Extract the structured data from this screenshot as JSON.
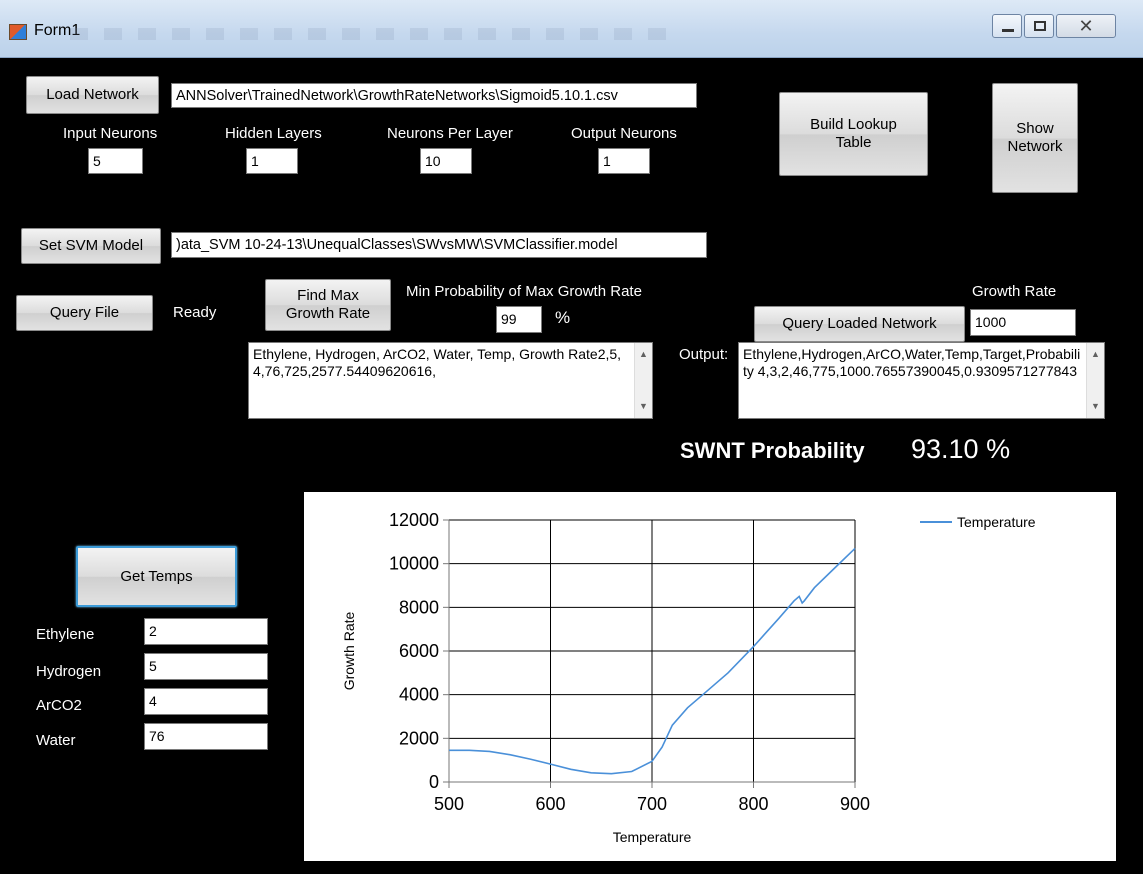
{
  "window": {
    "title": "Form1"
  },
  "network": {
    "load_label": "Load Network",
    "path": "ANNSolver\\TrainedNetwork\\GrowthRateNetworks\\Sigmoid5.10.1.csv",
    "input_neurons_label": "Input Neurons",
    "input_neurons": "5",
    "hidden_layers_label": "Hidden Layers",
    "hidden_layers": "1",
    "neurons_per_layer_label": "Neurons Per Layer",
    "neurons_per_layer": "10",
    "output_neurons_label": "Output Neurons",
    "output_neurons": "1",
    "build_lookup_label": "Build Lookup Table",
    "show_network_label": "Show Network"
  },
  "svm": {
    "set_label": "Set SVM Model",
    "path": ")ata_SVM 10-24-13\\UnequalClasses\\SWvsMW\\SVMClassifier.model"
  },
  "query": {
    "query_file_label": "Query File",
    "status": "Ready",
    "find_max_label": "Find Max Growth Rate",
    "min_prob_label": "Min Probability of Max Growth Rate",
    "min_prob_value": "99",
    "percent_sign": "%",
    "query_loaded_label": "Query Loaded Network",
    "growth_rate_label": "Growth Rate",
    "growth_rate_value": "1000",
    "input_text": "Ethylene, Hydrogen, ArCO2, Water, Temp, Growth Rate2,5,4,76,725,2577.54409620616,",
    "output_label": "Output:",
    "output_text": "Ethylene,Hydrogen,ArCO,Water,Temp,Target,Probability 4,3,2,46,775,1000.76557390045,0.9309571277843",
    "swnt_label": "SWNT Probability",
    "swnt_value": "93.10 %"
  },
  "temps": {
    "get_temps_label": "Get Temps",
    "ethylene_label": "Ethylene",
    "ethylene_value": "2",
    "hydrogen_label": "Hydrogen",
    "hydrogen_value": "5",
    "arco2_label": "ArCO2",
    "arco2_value": "4",
    "water_label": "Water",
    "water_value": "76"
  },
  "chart_data": {
    "type": "line",
    "title": "",
    "xlabel": "Temperature",
    "ylabel": "Growth Rate",
    "xlim": [
      500,
      900
    ],
    "ylim": [
      0,
      12000
    ],
    "x_ticks": [
      500,
      600,
      700,
      800,
      900
    ],
    "y_ticks": [
      0,
      2000,
      4000,
      6000,
      8000,
      10000,
      12000
    ],
    "grid": true,
    "legend_position": "top-right",
    "series": [
      {
        "name": "Temperature",
        "color": "#4a90d9",
        "x": [
          500,
          520,
          540,
          560,
          580,
          600,
          620,
          640,
          660,
          680,
          700,
          710,
          720,
          735,
          750,
          775,
          800,
          825,
          840,
          845,
          848,
          850,
          860,
          880,
          900
        ],
        "y": [
          1450,
          1450,
          1400,
          1250,
          1050,
          820,
          580,
          420,
          380,
          480,
          950,
          1600,
          2600,
          3400,
          4000,
          5000,
          6200,
          7500,
          8300,
          8500,
          8200,
          8300,
          8900,
          9800,
          10700
        ]
      }
    ]
  }
}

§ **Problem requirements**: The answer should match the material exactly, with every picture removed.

§ **Task response**:
Extract the structured data from this screenshot as JSON.
{
  "window": {
    "title": "Form1"
  },
  "network": {
    "load_label": "Load Network",
    "path": "ANNSolver\\TrainedNetwork\\GrowthRateNetworks\\Sigmoid5.10.1.csv",
    "input_neurons_label": "Input Neurons",
    "input_neurons": "5",
    "hidden_layers_label": "Hidden Layers",
    "hidden_layers": "1",
    "neurons_per_layer_label": "Neurons Per Layer",
    "neurons_per_layer": "10",
    "output_neurons_label": "Output Neurons",
    "output_neurons": "1",
    "build_lookup_label": "Build Lookup Table",
    "show_network_label": "Show Network"
  },
  "svm": {
    "set_label": "Set SVM Model",
    "path": ")ata_SVM 10-24-13\\UnequalClasses\\SWvsMW\\SVMClassifier.model"
  },
  "query": {
    "query_file_label": "Query File",
    "status": "Ready",
    "find_max_label": "Find Max Growth Rate",
    "min_prob_label": "Min Probability of Max Growth Rate",
    "min_prob_value": "99",
    "percent_sign": "%",
    "query_loaded_label": "Query Loaded Network",
    "growth_rate_label": "Growth Rate",
    "growth_rate_value": "1000",
    "input_text": "Ethylene, Hydrogen, ArCO2, Water, Temp, Growth Rate2,5,4,76,725,2577.54409620616,",
    "output_label": "Output:",
    "output_text": "Ethylene,Hydrogen,ArCO,Water,Temp,Target,Probability 4,3,2,46,775,1000.76557390045,0.9309571277843",
    "swnt_label": "SWNT Probability",
    "swnt_value": "93.10 %"
  },
  "temps": {
    "get_temps_label": "Get Temps",
    "ethylene_label": "Ethylene",
    "ethylene_value": "2",
    "hydrogen_label": "Hydrogen",
    "hydrogen_value": "5",
    "arco2_label": "ArCO2",
    "arco2_value": "4",
    "water_label": "Water",
    "water_value": "76"
  },
  "chart_data": {
    "type": "line",
    "title": "",
    "xlabel": "Temperature",
    "ylabel": "Growth Rate",
    "xlim": [
      500,
      900
    ],
    "ylim": [
      0,
      12000
    ],
    "x_ticks": [
      500,
      600,
      700,
      800,
      900
    ],
    "y_ticks": [
      0,
      2000,
      4000,
      6000,
      8000,
      10000,
      12000
    ],
    "grid": true,
    "legend_position": "top-right",
    "series": [
      {
        "name": "Temperature",
        "color": "#4a90d9",
        "x": [
          500,
          520,
          540,
          560,
          580,
          600,
          620,
          640,
          660,
          680,
          700,
          710,
          720,
          735,
          750,
          775,
          800,
          825,
          840,
          845,
          848,
          850,
          860,
          880,
          900
        ],
        "y": [
          1450,
          1450,
          1400,
          1250,
          1050,
          820,
          580,
          420,
          380,
          480,
          950,
          1600,
          2600,
          3400,
          4000,
          5000,
          6200,
          7500,
          8300,
          8500,
          8200,
          8300,
          8900,
          9800,
          10700
        ]
      }
    ]
  }
}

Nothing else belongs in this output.